Incentive schemes are being rationalized to identify leading products which would catalyze the next phase of export growth. As part of market expansion policy,India has signed a Comprehensive Economic Partnership Agreement with South Korea which will give enhanced market access to Indian exports. Besides India has also signed a Trade in Goods Agreement with ASEAN which will come in force from January 1, 2010, and will give enhanced market access to several items of Indian exports. These trade agreements are in line with India’s Look East Policy. India has also signed  Preferential Trade Agreement with Mercosur. 

India's Foreign Trade (2008-09)
(In US$ million)

April 2008 - March 2009

EXPORTS (Including re-exports)

 

2007-08 163132
2008-09 168704
Year-on change over 2006-07 3.4
IMPORTS

 

2007-08 251654
2008-09 287759
Year-on change over 2007-08  14.3
TRADE BALANCE

 

2007-08 --88522
2008-09 -119055
Source: DGCI&S

 

* India's fiscal year is March to April
Source: Federal ministry of Commerce, Government of India

 

India’s Commerce and Industry minister Anand Sharma has told the Cairns group (a coalition of 19 agricultural exporting countries promoting free trade in agriculture) India is committed to the successful conclusion of the Doha process through a constructive engagement. In a recent address at a Cairns group meeting in Bali (June 8, 2009) the minister while emphasizing on the need for resumption of negotiations based on the draft reports on Agriculture and NAMA, stated that the ‘development dimension’ of the Doha round must be central to all discussions and the aspirations of all developing countries for a fair trading regime must be recognized. The coalition includes US, Canada, Brazil, Japan, EU, South Africa, Indonesia among other countries.

"India is committed for the early resumption of the WTO Doha round negotiations, as there is a need to have a rule-based multilateral global trading system and the government will continue to take inputs from various stakeholders in the country", the Commerce minister told the industry body Confederation of Indian Industry (CII). While a perfect solution may be elusive, it should be possible to find a fair solution acceptable to all parties, while keeping in mind that development was central to the Doha Round, he said at the annual summit 2009 of the US India Business Council which was attended by US Secretary of State Hillary Clinton. The existing level of trade and economic engagement is not commensurate with India's potential, which exists due to India’s far-reaching economic liberalization. India maintains that protectionist tendencies of some developed countries in times of economic downturn would adversely impact developing countries.

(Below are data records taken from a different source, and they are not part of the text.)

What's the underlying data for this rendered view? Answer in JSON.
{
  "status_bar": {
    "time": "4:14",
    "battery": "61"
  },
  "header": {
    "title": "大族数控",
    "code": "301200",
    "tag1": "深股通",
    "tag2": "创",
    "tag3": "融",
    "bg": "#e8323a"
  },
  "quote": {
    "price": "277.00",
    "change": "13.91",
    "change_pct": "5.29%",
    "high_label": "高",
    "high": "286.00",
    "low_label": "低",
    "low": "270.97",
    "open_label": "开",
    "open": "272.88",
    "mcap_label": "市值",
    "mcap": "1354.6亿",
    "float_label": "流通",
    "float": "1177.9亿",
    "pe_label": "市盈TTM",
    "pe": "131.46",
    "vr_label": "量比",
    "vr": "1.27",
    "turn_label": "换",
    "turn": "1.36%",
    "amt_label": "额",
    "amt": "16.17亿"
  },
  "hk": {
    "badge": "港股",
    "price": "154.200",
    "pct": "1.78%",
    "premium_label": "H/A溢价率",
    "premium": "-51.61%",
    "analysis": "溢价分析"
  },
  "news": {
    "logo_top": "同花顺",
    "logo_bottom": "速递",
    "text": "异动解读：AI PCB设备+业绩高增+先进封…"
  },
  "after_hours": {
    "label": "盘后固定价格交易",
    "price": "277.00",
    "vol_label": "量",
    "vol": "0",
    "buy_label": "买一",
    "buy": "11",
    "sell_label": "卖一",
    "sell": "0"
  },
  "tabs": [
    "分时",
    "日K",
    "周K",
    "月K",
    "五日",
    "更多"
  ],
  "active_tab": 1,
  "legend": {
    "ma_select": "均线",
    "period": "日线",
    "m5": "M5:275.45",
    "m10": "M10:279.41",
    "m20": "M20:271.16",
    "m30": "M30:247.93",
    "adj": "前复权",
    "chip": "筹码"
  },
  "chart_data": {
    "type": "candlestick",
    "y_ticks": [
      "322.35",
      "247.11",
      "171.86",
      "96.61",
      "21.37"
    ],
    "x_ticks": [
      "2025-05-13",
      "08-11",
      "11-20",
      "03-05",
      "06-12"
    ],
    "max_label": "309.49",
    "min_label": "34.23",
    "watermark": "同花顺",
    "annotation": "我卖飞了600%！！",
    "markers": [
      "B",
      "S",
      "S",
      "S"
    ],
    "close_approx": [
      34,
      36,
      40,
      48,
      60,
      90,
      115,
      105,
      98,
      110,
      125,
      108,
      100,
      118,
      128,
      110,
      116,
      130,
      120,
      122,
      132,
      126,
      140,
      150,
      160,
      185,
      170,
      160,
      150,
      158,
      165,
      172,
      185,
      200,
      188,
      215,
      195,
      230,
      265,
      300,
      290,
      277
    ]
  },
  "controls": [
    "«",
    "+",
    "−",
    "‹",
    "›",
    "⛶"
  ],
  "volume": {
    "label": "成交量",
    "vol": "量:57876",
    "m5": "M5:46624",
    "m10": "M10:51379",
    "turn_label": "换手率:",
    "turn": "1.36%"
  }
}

"The principal aim of India’s negotiating strategy in the agriculture negotiations has been to protect the interests of farmers particularly with regard to their food and livelihood security. Substantial and effective reductions in domestic support and customs tariffs by developed countries, while enabling developing countries to protect and promote the interests of their low income and resource poor farmers, is a key priority for India and other developing countries in the agriculture negotiations. The flexibilities available to developing countries including, inter-alia, lower tariff cuts than developed countries, self-designation of Special Products (SPs) which will have more flexible tariff reduction commitments than other products and the Special Safeguard Mechanism (SSM) to safeguard the interests of farmers in the event of surges in import volumes or a fall in prices would be utilized by India for protecting low income and resource poor farmers of the country...A successful conclusion of Doha round is essential to create a fair and equitable, rule-based multilateral trade regime best serves the needs of developing countries", Jyotiraditya M. Scindia, Minister of State for Commerce & Industry told members of the Upper House of Indian Parliament on July 8, 2009.  


    Updated February 2010